Name: Ed Weber
City: Fort Lauderdale
Birthplace: New York
Artistic Medium: Graphite, Pen & Ink, Acrylics, Watercolor and Photography
How did you get started? Self-taught. I've been drawing since I was child around 5. I drew a portrait of my father at age 12 in Realism as he sat for me. That's when we both knew I had a talent. Photography evolved from images used as models for drawings to film and digital images created as open and limited edition prints on paper and/or canvas.
Who or what are your influences? I doodled my way through some school classes. As a teenager, I was influenced by Leonardo da Vinci, M.C. Escher, Peter Max and others. Photographers such as Weston and Adams. During my late teens and into my mid-20s, I thought I wanted to be a commercial artist. Eventually I realized I didn't want someone telling me what to draw or create. I continued to pursue Realism with Pen & Ink and pencil in an effort to hone my skills, believing the more detail, the more perfect the image.
After moving to Los Angeles in 1984 at 30 years old, I was still doing commission work in Pen & Ink and in pencil, branching out in addition to the figurative work (celebrity portraiture) to other subjects like yachts, seascapes and landscapes.
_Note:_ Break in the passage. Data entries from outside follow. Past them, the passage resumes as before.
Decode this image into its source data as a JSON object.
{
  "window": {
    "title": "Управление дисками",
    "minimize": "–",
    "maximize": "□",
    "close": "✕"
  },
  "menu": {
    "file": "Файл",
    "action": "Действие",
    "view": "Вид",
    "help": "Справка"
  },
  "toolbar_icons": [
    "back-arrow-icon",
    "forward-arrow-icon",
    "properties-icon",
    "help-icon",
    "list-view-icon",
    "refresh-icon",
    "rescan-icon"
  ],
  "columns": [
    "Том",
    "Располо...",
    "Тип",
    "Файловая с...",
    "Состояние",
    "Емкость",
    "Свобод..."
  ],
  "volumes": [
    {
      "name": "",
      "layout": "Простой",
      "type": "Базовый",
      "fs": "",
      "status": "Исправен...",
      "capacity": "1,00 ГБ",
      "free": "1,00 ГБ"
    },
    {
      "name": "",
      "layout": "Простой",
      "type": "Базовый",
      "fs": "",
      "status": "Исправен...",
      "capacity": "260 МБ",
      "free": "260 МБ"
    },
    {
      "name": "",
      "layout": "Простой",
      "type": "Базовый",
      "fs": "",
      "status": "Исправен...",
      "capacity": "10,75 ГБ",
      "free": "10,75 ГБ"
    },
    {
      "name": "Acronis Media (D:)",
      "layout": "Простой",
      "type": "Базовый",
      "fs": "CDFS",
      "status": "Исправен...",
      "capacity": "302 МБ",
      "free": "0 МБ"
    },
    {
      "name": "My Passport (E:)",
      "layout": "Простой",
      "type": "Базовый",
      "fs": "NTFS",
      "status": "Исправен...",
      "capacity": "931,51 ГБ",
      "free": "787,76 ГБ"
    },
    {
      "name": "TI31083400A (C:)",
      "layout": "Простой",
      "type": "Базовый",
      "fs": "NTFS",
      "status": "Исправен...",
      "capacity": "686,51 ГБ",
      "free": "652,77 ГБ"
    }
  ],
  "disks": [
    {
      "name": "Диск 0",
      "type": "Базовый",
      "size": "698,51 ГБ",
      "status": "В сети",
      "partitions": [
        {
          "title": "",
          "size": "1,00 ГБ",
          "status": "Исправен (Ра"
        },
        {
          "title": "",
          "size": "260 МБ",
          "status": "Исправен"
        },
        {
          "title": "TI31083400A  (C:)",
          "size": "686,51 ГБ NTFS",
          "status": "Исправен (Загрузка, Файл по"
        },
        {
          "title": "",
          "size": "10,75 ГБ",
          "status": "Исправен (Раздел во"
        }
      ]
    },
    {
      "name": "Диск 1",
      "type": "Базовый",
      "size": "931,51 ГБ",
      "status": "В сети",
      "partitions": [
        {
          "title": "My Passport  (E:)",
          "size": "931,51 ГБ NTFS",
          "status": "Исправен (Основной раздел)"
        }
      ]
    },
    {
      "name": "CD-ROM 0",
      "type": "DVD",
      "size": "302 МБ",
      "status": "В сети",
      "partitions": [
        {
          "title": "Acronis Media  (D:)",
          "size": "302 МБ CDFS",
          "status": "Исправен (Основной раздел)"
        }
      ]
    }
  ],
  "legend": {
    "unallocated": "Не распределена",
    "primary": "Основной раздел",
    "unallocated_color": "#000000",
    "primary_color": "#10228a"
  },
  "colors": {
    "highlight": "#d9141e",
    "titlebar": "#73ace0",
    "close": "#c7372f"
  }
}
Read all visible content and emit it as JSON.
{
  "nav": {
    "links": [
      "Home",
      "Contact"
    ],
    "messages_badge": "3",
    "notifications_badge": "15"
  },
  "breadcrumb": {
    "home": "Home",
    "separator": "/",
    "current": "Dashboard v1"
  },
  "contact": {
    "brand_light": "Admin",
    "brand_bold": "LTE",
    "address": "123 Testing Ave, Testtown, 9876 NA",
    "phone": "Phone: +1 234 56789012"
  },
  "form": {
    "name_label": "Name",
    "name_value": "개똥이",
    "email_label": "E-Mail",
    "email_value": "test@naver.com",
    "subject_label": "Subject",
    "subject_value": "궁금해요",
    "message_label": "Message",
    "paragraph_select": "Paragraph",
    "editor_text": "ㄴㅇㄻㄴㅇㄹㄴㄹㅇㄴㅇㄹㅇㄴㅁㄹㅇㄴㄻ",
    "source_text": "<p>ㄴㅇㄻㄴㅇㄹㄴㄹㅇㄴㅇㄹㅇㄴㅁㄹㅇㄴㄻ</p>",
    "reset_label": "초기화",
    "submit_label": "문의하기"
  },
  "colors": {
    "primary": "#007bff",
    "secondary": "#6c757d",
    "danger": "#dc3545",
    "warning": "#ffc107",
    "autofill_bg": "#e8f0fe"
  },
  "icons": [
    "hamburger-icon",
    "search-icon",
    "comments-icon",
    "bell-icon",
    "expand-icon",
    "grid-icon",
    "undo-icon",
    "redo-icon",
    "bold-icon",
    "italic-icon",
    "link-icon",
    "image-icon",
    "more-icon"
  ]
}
In 1989, I was hired by one of the top three fine art publishers in the world at the time representing 4-10 artists and their oils on canvas and limited edition silk-screen serigraphs on paper and canvas. It is there I fell in love with the European and American Impressionists such as John Singer Sargent, Claude Monet, Joaquin Sorolla, and many others. The way they captured light was astonishing to me as was their wonderful palettes. I have been a fine art consultant for fine art sales, fine art printing, fine art framing and fine art galleries for the past 22+ years.
What inspires your work? The challenge of capturing the image in its likeness while telling a story I find inspiring and hopefully my viewers and collectors find attractive. The beauty of women and the stunning, graceful lines of their bodies is something I have always placed on a pedestal and learned to appreciate through my father as I was younger and through the drawings, paintings and sculpture of some of the masters of our time. I've matured in my tastes by being exposed to masterpieces by Michelangelo, Rodin, da Vinci, to name a few.
How does Miami/South Florida influence your work? I've only been back from Los Angeles just over 5 years at the time of this writing. I must admit, I haven't spent much time in Miami, and therefore it hasn't had much if any influence on my art personally, with the exception of my exposure to the primitive, but topical art of the late Purvis Young of Overtown. Fort Lauderdale, on the other hand, where I lived from 1967-84, is where I go looking for classic tropical settings that include the sand beaches, clear beautiful color of the water, the swaying palm trees and the sun, and the shadows it provides in the morning and afternoon. I also find myself sketching many of the 'free' models sitting or lying on the beach near me. I don't impose on anyone; after all, they are there to enjoy the beach for their own reasons. It forces me to sketch quickly while I study bone and muscle structure, as well as light and shadow. They don't realize what I'm doing and I'm not taking anything from them, so "no harm, no foul." And I save $20-$60 per hour for a model to pose, although not always in the pose I prefer, but hey, it's free!
How would you describe your work? Realism that draws your attention to the detail to achieve the image and the play of light and shadow on the subject that gives it a dramatic feeling. In my photography, especially in the last 10 years, I capture a story that allows the viewer to interpret for themselves without me trying to pigeonhole them into my perspective. Either can be correct. My compositions invite you into the image so you can experience it in a very personal way.
What has been the most unusual reaction to your work from the public?
As for my photography, it has been mistaken at times as paintings, even though they have no special effects on them. While other photographs are abstract images that people find images in or interpret, based on their life's experiences and things they've been exposed to. When it comes to my Pen & Ink or pencil drawings, whether in the styles of Realism or Impressionism, it's usually as amazement of the detail of the work and the time and effort spent creating it.
What would you like to achieve as an artist?
Complete freedom to create what I have a passion for, and a voice to express it, while having my collectors appreciate it while paying me the highest compliment they can by purchasing it with their hard-earned money. I don't need popularity or fame. My art isn't ego-driven. I do it as a form of self-expression, as cliché' as that sounds, that has to be released, like having to eat every day. If I go too long without doing it, I crave it! And the freedom to travel this huge, interesting planet with all its beauty, grandeur and hidden ancient sites.
One pending at Rossetti Fine Art in Pompano, FL for a new, very unique collection I'm currently working on as Abstract/Expressionistic acrylic paintings on canvas and perhaps other substrates.
Where is your work available?
Examples of some of my photography can be found on http://Society6.com/EdWeber. Other works will be made available on another yet-to-be-determined site in the near future, so stay tuned...